=== What this task involves ===
Copy the entries below exactly. Images do not belong in the copy.

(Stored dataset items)
= = = = = = =

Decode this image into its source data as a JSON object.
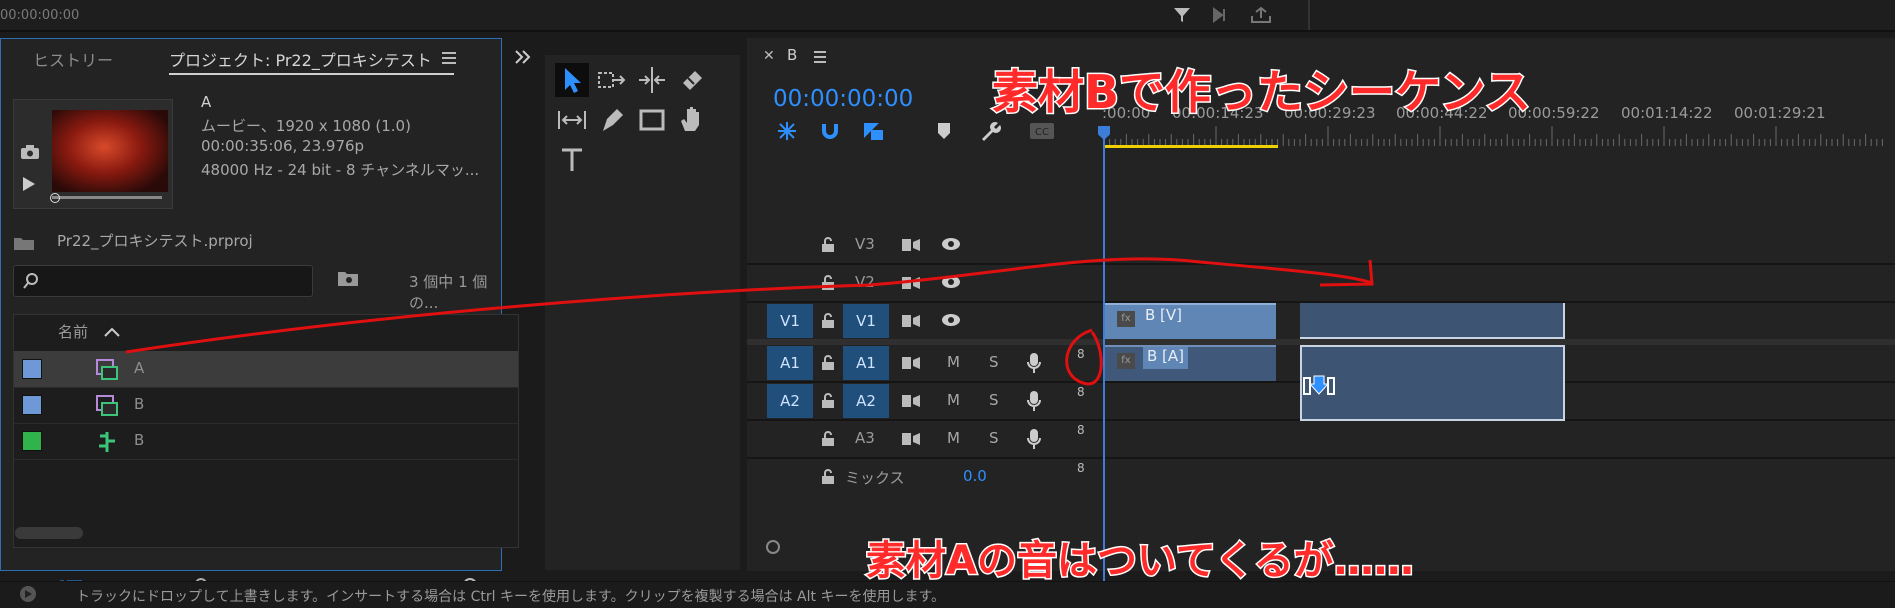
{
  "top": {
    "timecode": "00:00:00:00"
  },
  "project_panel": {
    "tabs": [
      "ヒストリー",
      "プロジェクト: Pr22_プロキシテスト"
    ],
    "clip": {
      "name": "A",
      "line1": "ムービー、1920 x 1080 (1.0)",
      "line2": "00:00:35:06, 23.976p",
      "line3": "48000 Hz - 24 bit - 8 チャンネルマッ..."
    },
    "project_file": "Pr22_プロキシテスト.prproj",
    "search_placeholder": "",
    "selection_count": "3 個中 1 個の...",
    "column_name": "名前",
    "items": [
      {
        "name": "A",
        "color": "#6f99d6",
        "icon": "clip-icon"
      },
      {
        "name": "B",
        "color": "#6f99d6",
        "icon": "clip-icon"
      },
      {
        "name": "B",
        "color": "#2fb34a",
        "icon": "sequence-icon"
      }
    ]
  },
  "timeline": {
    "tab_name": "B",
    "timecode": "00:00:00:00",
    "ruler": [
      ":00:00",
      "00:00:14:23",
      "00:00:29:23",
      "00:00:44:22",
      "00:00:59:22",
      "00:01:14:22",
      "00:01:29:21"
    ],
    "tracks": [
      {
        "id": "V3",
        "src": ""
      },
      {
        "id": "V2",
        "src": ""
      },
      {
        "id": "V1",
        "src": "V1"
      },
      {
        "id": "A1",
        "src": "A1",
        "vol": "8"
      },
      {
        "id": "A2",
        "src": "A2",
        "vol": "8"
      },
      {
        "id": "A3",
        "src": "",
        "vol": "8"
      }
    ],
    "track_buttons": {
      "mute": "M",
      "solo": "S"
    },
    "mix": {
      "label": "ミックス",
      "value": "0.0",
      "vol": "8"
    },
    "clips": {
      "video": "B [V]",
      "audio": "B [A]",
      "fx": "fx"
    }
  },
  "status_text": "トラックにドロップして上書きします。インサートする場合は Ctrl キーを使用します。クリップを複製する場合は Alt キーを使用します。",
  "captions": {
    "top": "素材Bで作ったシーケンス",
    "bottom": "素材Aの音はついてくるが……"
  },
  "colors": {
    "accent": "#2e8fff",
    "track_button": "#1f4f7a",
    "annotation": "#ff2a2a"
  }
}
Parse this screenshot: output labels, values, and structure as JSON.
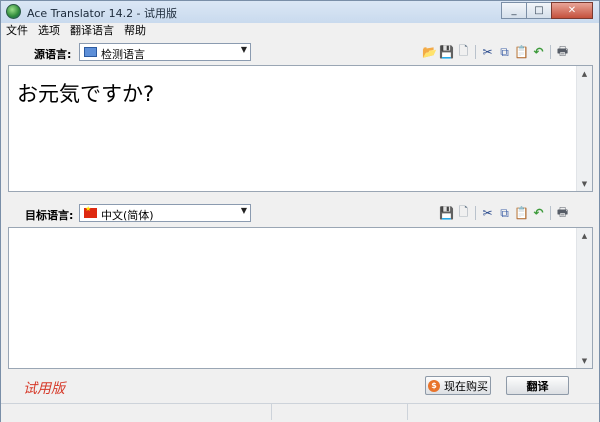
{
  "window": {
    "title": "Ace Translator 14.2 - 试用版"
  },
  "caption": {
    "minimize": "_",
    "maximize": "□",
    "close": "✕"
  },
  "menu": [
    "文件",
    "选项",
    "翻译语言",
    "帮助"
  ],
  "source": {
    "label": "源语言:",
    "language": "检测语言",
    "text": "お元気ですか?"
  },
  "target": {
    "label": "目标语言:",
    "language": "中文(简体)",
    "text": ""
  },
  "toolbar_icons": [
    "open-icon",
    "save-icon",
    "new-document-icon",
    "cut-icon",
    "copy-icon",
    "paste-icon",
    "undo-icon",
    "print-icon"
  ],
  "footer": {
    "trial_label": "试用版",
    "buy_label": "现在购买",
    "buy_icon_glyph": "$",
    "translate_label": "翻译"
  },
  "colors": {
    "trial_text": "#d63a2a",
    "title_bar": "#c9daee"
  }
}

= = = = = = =

=== Answer section ===
Decode this image into its source data as a JSON object.
{
  "top": {
    "timecode": "00:00:00:00"
  },
  "project_panel": {
    "tabs": [
      "ヒストリー",
      "プロジェクト: Pr22_プロキシテスト"
    ],
    "clip": {
      "name": "A",
      "line1": "ムービー、1920 x 1080 (1.0)",
      "line2": "00:00:35:06, 23.976p",
      "line3": "48000 Hz - 24 bit - 8 チャンネルマッ..."
    },
    "project_file": "Pr22_プロキシテスト.prproj",
    "search_placeholder": "",
    "selection_count": "3 個中 1 個の...",
    "column_name": "名前",
    "items": [
      {
        "name": "A",
        "color": "#6f99d6",
        "icon": "clip-icon"
      },
      {
        "name": "B",
        "color": "#6f99d6",
        "icon": "clip-icon"
      },
      {
        "name": "B",
        "color": "#2fb34a",
        "icon": "sequence-icon"
      }
    ]
  },
  "timeline": {
    "tab_name": "B",
    "timecode": "00:00:00:00",
    "ruler": [
      ":00:00",
      "00:00:14:23",
      "00:00:29:23",
      "00:00:44:22",
      "00:00:59:22",
      "00:01:14:22",
      "00:01:29:21"
    ],
    "tracks": [
      {
        "id": "V3",
        "src": ""
      },
      {
        "id": "V2",
        "src": ""
      },
      {
        "id": "V1",
        "src": "V1"
      },
      {
        "id": "A1",
        "src": "A1",
        "vol": "8"
      },
      {
        "id": "A2",
        "src": "A2",
        "vol": "8"
      },
      {
        "id": "A3",
        "src": "",
        "vol": "8"
      }
    ],
    "track_buttons": {
      "mute": "M",
      "solo": "S"
    },
    "mix": {
      "label": "ミックス",
      "value": "0.0",
      "vol": "8"
    },
    "clips": {
      "video": "B [V]",
      "audio": "B [A]",
      "fx": "fx"
    }
  },
  "status_text": "トラックにドロップして上書きします。インサートする場合は Ctrl キーを使用します。クリップを複製する場合は Alt キーを使用します。",
  "captions": {
    "top": "素材Bで作ったシーケンス",
    "bottom": "素材Aの音はついてくるが……"
  },
  "colors": {
    "accent": "#2e8fff",
    "track_button": "#1f4f7a",
    "annotation": "#ff2a2a"
  }
}
Parse this screenshot: output labels, values, and structure as JSON.
{
  "window": {
    "title": "Ace Translator 14.2 - 试用版"
  },
  "caption": {
    "minimize": "_",
    "maximize": "□",
    "close": "✕"
  },
  "menu": [
    "文件",
    "选项",
    "翻译语言",
    "帮助"
  ],
  "source": {
    "label": "源语言:",
    "language": "检测语言",
    "text": "お元気ですか?"
  },
  "target": {
    "label": "目标语言:",
    "language": "中文(简体)",
    "text": ""
  },
  "toolbar_icons": [
    "open-icon",
    "save-icon",
    "new-document-icon",
    "cut-icon",
    "copy-icon",
    "paste-icon",
    "undo-icon",
    "print-icon"
  ],
  "footer": {
    "trial_label": "试用版",
    "buy_label": "现在购买",
    "buy_icon_glyph": "$",
    "translate_label": "翻译"
  },
  "colors": {
    "trial_text": "#d63a2a",
    "title_bar": "#c9daee"
  }
}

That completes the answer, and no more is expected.